Source information:
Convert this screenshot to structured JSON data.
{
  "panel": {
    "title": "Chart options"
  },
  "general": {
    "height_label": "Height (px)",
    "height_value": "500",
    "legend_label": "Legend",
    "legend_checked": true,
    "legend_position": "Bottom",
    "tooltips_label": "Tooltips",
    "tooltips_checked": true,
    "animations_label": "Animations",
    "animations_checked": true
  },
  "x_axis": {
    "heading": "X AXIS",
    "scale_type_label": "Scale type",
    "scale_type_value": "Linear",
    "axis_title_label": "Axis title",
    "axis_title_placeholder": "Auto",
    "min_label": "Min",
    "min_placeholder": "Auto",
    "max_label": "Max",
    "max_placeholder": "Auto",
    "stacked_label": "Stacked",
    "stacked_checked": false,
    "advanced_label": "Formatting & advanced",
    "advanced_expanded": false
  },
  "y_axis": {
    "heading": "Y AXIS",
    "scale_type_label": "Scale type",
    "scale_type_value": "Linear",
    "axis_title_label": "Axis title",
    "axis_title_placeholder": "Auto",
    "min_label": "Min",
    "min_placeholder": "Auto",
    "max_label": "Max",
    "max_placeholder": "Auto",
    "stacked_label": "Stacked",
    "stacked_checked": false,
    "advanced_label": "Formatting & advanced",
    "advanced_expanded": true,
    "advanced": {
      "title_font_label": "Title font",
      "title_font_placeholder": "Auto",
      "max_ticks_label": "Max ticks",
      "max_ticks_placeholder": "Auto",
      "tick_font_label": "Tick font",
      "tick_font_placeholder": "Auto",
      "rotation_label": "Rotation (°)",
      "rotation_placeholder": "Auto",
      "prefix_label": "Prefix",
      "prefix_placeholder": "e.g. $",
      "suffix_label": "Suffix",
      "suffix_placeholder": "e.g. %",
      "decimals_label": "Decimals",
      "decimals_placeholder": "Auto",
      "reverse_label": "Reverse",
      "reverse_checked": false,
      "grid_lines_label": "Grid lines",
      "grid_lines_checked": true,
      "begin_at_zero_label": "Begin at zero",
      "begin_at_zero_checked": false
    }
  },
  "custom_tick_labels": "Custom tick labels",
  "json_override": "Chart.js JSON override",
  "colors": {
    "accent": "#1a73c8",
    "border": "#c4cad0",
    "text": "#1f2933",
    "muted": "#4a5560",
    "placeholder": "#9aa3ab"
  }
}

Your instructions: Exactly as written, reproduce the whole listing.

Output below:
Convert this screenshot to structured JSON data.
{
  "panel": {
    "title": "Chart options"
  },
  "general": {
    "height_label": "Height (px)",
    "height_value": "500",
    "legend_label": "Legend",
    "legend_checked": true,
    "legend_position": "Bottom",
    "tooltips_label": "Tooltips",
    "tooltips_checked": true,
    "animations_label": "Animations",
    "animations_checked": true
  },
  "x_axis": {
    "heading": "X AXIS",
    "scale_type_label": "Scale type",
    "scale_type_value": "Linear",
    "axis_title_label": "Axis title",
    "axis_title_placeholder": "Auto",
    "min_label": "Min",
    "min_placeholder": "Auto",
    "max_label": "Max",
    "max_placeholder": "Auto",
    "stacked_label": "Stacked",
    "stacked_checked": false,
    "advanced_label": "Formatting & advanced",
    "advanced_expanded": false
  },
  "y_axis": {
    "heading": "Y AXIS",
    "scale_type_label": "Scale type",
    "scale_type_value": "Linear",
    "axis_title_label": "Axis title",
    "axis_title_placeholder": "Auto",
    "min_label": "Min",
    "min_placeholder": "Auto",
    "max_label": "Max",
    "max_placeholder": "Auto",
    "stacked_label": "Stacked",
    "stacked_checked": false,
    "advanced_label": "Formatting & advanced",
    "advanced_expanded": true,
    "advanced": {
      "title_font_label": "Title font",
      "title_font_placeholder": "Auto",
      "max_ticks_label": "Max ticks",
      "max_ticks_placeholder": "Auto",
      "tick_font_label": "Tick font",
      "tick_font_placeholder": "Auto",
      "rotation_label": "Rotation (°)",
      "rotation_placeholder": "Auto",
      "prefix_label": "Prefix",
      "prefix_placeholder": "e.g. $",
      "suffix_label": "Suffix",
      "suffix_placeholder": "e.g. %",
      "decimals_label": "Decimals",
      "decimals_placeholder": "Auto",
      "reverse_label": "Reverse",
      "reverse_checked": false,
      "grid_lines_label": "Grid lines",
      "grid_lines_checked": true,
      "begin_at_zero_label": "Begin at zero",
      "begin_at_zero_checked": false
    }
  },
  "custom_tick_labels": "Custom tick labels",
  "json_override": "Chart.js JSON override",
  "colors": {
    "accent": "#1a73c8",
    "border": "#c4cad0",
    "text": "#1f2933",
    "muted": "#4a5560",
    "placeholder": "#9aa3ab"
  }
}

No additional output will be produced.